What It Takes to Build a Brand in the Private Equity Industry
Jul 15, 2021
An Interview with Patrick Floeck, Principal at Valesco Industries, LLC.
By Lou Sokolovskiy, Founder & CEO at Opus Connect
Patrick Floeck has been in the private equity industry for years. As a principal with Valesco Industries, a lower middle market private equity firm based in Dallas, Texas, Floeck’s primary responsibilities include business development strategy and investment origination.
Floeck’s biography on Valesco’s website reads, “His athletic background and drive for success help promote Valesco’s brand and mission of Commitment Beyond Capital.”
I recently had the chance to speak with Floeck on Zoom about his views on branding in the age of technology, artificial intelligence (AI), and Big Data. While technology has changed how people are exposed to brands, Floeck believes that it hasn’t changed human nature, which he sees as the foundation for building a successful brand.
“What we have really focused on from a branding perspective is tapping into human nature,” stated Floeck.
“People do business with people they like.”

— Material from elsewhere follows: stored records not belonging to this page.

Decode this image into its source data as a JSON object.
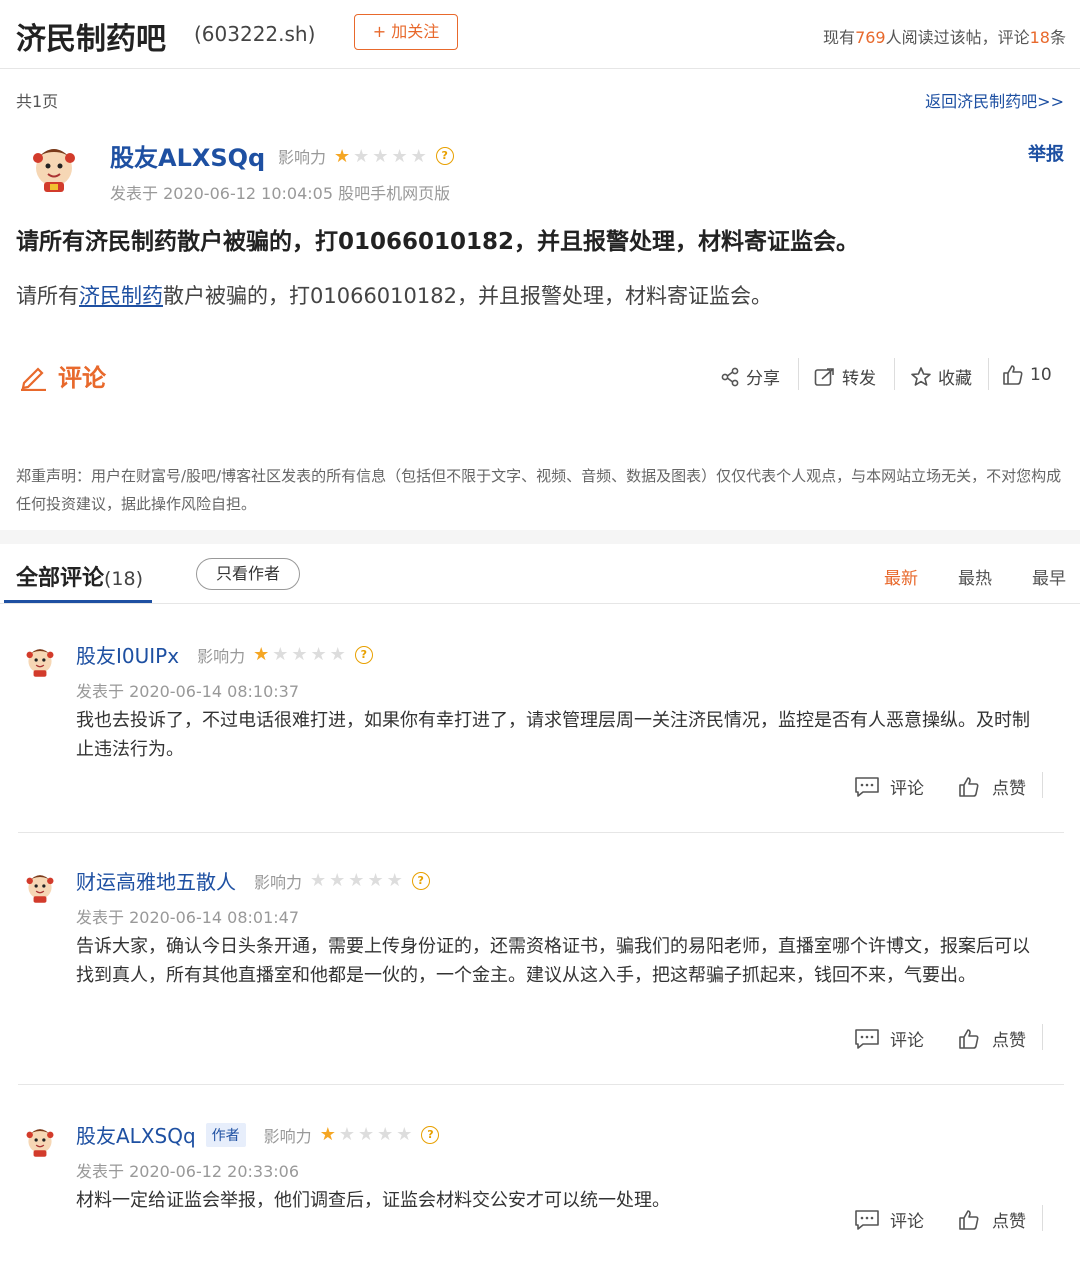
{
  "header": {
    "bar_name": "济民制药吧",
    "stock_code": "(603222.sh)",
    "follow_label": "+ 加关注",
    "stats_prefix": "现有",
    "readers": "769",
    "stats_mid": "人阅读过该帖，评论",
    "comment_count": "18",
    "stats_suffix": "条"
  },
  "pagination": {
    "pages_label": "共1页",
    "back_link": "返回济民制药吧>>"
  },
  "post": {
    "author": "股友ALXSQq",
    "influence_label": "影响力",
    "stars": 1,
    "meta": "发表于 2020-06-12 10:04:05 股吧手机网页版",
    "report_label": "举报",
    "title": "请所有济民制药散户被骗的，打01066010182，并且报警处理，材料寄证监会。",
    "body_prefix": "请所有",
    "body_link": "济民制药",
    "body_suffix": "散户被骗的，打01066010182，并且报警处理，材料寄证监会。",
    "comment_label": "评论",
    "share_label": "分享",
    "forward_label": "转发",
    "collect_label": "收藏",
    "like_count": "10",
    "disclaimer": "郑重声明：用户在财富号/股吧/博客社区发表的所有信息（包括但不限于文字、视频、音频、数据及图表）仅仅代表个人观点，与本网站立场无关，不对您构成任何投资建议，据此操作风险自担。"
  },
  "comments_header": {
    "tab_label": "全部评论",
    "tab_count": "(18)",
    "author_only_label": "只看作者",
    "sort_newest": "最新",
    "sort_hottest": "最热",
    "sort_earliest": "最早"
  },
  "comments": [
    {
      "author": "股友I0UIPx",
      "is_author": false,
      "influence_label": "影响力",
      "stars": 1,
      "time": "发表于 2020-06-14 08:10:37",
      "text": "我也去投诉了，不过电话很难打进，如果你有幸打进了，请求管理层周一关注济民情况，监控是否有人恶意操纵。及时制止违法行为。",
      "reply_label": "评论",
      "like_label": "点赞"
    },
    {
      "author": "财运高雅地五散人",
      "is_author": false,
      "influence_label": "影响力",
      "stars": 0,
      "time": "发表于 2020-06-14 08:01:47",
      "text": "告诉大家，确认今日头条开通，需要上传身份证的，还需资格证书，骗我们的易阳老师，直播室哪个许博文，报案后可以找到真人，所有其他直播室和他都是一伙的，一个金主。建议从这入手，把这帮骗子抓起来，钱回不来，气要出。",
      "reply_label": "评论",
      "like_label": "点赞"
    },
    {
      "author": "股友ALXSQq",
      "is_author": true,
      "author_badge": "作者",
      "influence_label": "影响力",
      "stars": 1,
      "time": "发表于 2020-06-12 20:33:06",
      "text": "材料一定给证监会举报，他们调查后，证监会材料交公安才可以统一处理。",
      "reply_label": "评论",
      "like_label": "点赞"
    }
  ],
  "colors": {
    "accent": "#e8692c",
    "link": "#1e50a2",
    "star": "#f5a623"
  }
}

Marketers often send gifts such as mugs and tote bags bearing their logo to customers. Valesco’s business development team used the recent Memorial Day holiday to send their network a sleeve of spices from their portfolio company Adams and a large wooden cutting board branded with their logo.
“The whole idea was to send something people can actually use. I hope you’re getting out and having a BBQ with friends and family as we come out of this pandemic environment. Maybe next time you use this cutting board or spices you will think of us,” he said.
Floeck says his philosophy on branding is shaped by a comment made to him earlier in his career by one of his mentors, “People do business with people they like.”
“You really have to like somebody to want to do business with them. Many others are going to have similar value and resources to offer, but being likeable is the best way to have more than just a transactional relationship,” he said.
You Can’t Quantify Everything
Valesco invests in small to mid-sized companies specializing in manufacturing, value-added distribution, and service businesses. In this industry, Floeck says branding depends on building close ties, developing trust, and engaging in intangible activities that cannot be quantified in terms of dollars and cents.
“There’s no way to quantify each individual thing that I do. Whether it’s a phone call, an email, a gift, a dinner, or specific moment along that relationship-building process, what was the defining moment that led to an opportunity coming in the door. I don’t think you can ever quantify that because it’s an accumulation of all of it,” he said.
“We truly look at it as a friendship. I know about their families, their Alma Maters, the things that they’re interested in and what they do on the weekends. And it’s not because I take notes and put those into a CRM system. It’s because I’m truly genuinely interested in it because I’ve developed a friendship with them.”